Surprisingly, four of my Division coworkers had interest in trying for their first golden trout. (Alright, maybe that’s not too surprising.) Including my nephew, the six of us headed up to Echo Lake on July 10.
I had only been to Echo Lake a couple of times (prior to the recent stocking of golden trout) and the road was everything that I remembered. I would caution that this road at a minimum requires a vehicle with clearance and I would recommend 4-wheel drive (or ATVs).
We arrived at Echo Lake around 11:00 a.m. and I set my nephew up with a fly (#14 caddis) and bubble. Before I had even put my fly rod together, he had lost a brook trout. I fished from a float tube and one guy even brought a kayak. As the day progressed, it didn’t seem to matter if you were fishing from a tube/kayak or from the shore, everyone was catching several golden trout and brook trout.

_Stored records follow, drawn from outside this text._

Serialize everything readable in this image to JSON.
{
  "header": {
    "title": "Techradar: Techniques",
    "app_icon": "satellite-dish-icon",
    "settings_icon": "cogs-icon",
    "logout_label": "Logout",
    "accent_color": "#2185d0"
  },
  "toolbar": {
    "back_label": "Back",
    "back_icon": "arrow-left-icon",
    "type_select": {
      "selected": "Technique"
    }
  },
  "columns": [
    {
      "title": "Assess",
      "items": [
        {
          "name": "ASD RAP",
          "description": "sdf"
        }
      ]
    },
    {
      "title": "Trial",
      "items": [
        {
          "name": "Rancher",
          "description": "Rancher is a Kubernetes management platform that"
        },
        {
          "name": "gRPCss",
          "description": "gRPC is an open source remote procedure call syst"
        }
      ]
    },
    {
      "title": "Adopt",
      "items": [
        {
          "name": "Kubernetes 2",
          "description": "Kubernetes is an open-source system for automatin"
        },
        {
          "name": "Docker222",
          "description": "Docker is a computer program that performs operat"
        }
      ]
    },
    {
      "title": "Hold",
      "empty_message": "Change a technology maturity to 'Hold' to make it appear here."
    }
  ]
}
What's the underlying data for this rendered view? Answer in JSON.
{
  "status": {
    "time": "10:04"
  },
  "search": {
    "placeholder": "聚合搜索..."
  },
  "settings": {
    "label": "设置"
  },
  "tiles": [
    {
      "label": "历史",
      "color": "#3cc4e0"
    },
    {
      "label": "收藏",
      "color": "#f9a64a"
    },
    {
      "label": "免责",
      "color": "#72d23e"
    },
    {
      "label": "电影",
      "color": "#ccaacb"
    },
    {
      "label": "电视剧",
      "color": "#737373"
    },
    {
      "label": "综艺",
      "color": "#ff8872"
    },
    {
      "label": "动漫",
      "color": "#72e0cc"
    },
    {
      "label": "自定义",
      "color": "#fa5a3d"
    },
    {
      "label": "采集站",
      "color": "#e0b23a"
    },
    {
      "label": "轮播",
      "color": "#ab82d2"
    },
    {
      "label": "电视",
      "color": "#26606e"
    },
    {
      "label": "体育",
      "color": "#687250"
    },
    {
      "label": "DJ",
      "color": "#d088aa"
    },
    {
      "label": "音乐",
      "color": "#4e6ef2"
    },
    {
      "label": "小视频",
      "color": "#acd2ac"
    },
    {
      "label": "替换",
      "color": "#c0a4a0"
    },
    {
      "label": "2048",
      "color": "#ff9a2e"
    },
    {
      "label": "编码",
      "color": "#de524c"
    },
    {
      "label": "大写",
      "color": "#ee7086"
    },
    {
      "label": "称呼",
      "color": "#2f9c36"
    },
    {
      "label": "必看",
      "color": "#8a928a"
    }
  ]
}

As it turned out, Ethan’s first trout was a golden trout! All the fish in Echo Lake were willing and we caught them on dry flies and streamers. There was really no need to use anything but a #14-#12 caddis, but I tried a few different flies and caught fish on everything.
While the fish we caught were not large, they were a good fight on a 3-wt fly rod. Just catching golden trout was enough for all of us. I probably landed around 25 golden trout up to nine inches and 15 brook trout up to about 10.5 inches by the time we left at 3:00 p.m. Ethan landed seven or eight trout (several of them golden trout).
I did notice, at least that day, that I would catch more brook trout near shore and more golden trout about 20-40 feet off shore, but like I mentioned, even the shore anglers had no problem catching golden trout. The state catch-and-keep record golden trout is 14.5 inches (14 oz) from Atwood Creek in 1977 and the catch-and-release record is from Echo Lake in 2008 at 11 1/8 inches. We didn’t break any records, but give these fish a few more years and I feel that there could be some new golden trout state records!
While I can’t guarantee that you will catch golden trout if you decide to make a trip to Echo Lake, if you put some time in, your chances of landing some is very good. Don’t forget the regulations in the Uinta Mountains, including Echo Lake: statewide trout limit of four fish with the option for a bonus four brook trout.
We are trying to bolster the golden trout in this lake and while I would not discourage anyone from keeping golden trout if they so desire, the more brook trout that are kept from this water, the more it’ll help the remaining golden trout.
Watch a video of the trip and pick up some more tips for catching these beautiful trout: